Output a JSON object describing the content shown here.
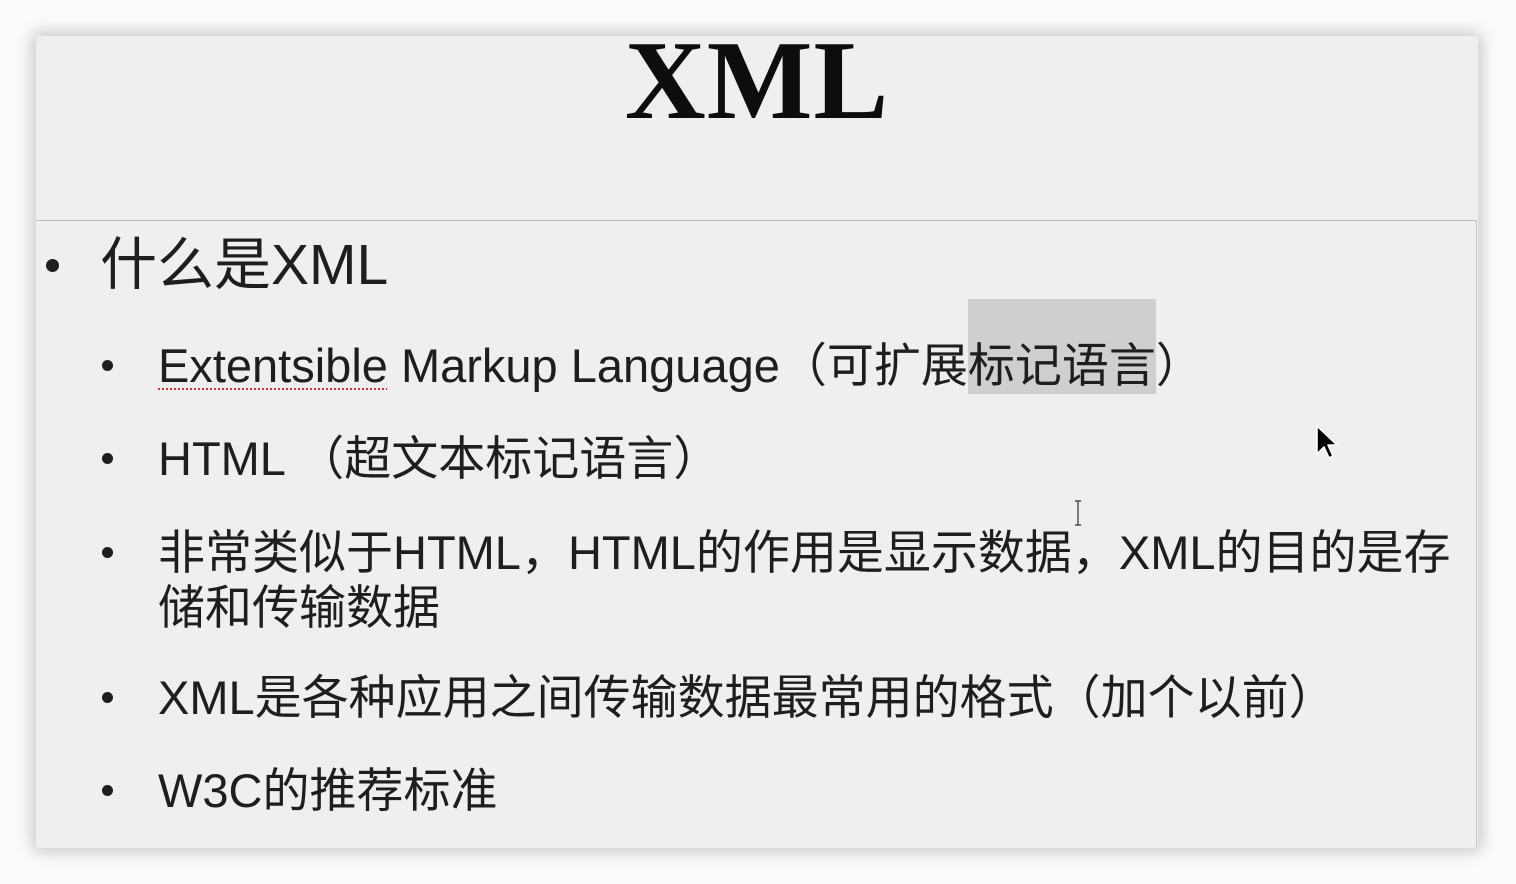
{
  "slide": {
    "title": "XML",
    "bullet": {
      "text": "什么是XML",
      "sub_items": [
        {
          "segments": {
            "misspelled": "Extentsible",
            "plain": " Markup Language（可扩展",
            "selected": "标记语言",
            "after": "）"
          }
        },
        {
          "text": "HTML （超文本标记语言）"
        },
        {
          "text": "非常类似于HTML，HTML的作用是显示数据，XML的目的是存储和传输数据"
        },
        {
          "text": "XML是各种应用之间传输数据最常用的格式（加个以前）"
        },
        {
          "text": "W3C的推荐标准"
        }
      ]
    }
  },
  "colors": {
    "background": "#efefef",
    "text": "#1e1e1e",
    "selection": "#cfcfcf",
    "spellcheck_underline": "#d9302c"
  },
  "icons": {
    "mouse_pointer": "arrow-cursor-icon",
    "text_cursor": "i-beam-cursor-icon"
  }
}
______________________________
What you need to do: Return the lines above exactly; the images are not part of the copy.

Output of the task:
Output a JSON object describing the content shown here.
{
  "slide": {
    "title": "XML",
    "bullet": {
      "text": "什么是XML",
      "sub_items": [
        {
          "segments": {
            "misspelled": "Extentsible",
            "plain": " Markup Language（可扩展",
            "selected": "标记语言",
            "after": "）"
          }
        },
        {
          "text": "HTML （超文本标记语言）"
        },
        {
          "text": "非常类似于HTML，HTML的作用是显示数据，XML的目的是存储和传输数据"
        },
        {
          "text": "XML是各种应用之间传输数据最常用的格式（加个以前）"
        },
        {
          "text": "W3C的推荐标准"
        }
      ]
    }
  },
  "colors": {
    "background": "#efefef",
    "text": "#1e1e1e",
    "selection": "#cfcfcf",
    "spellcheck_underline": "#d9302c"
  },
  "icons": {
    "mouse_pointer": "arrow-cursor-icon",
    "text_cursor": "i-beam-cursor-icon"
  }
}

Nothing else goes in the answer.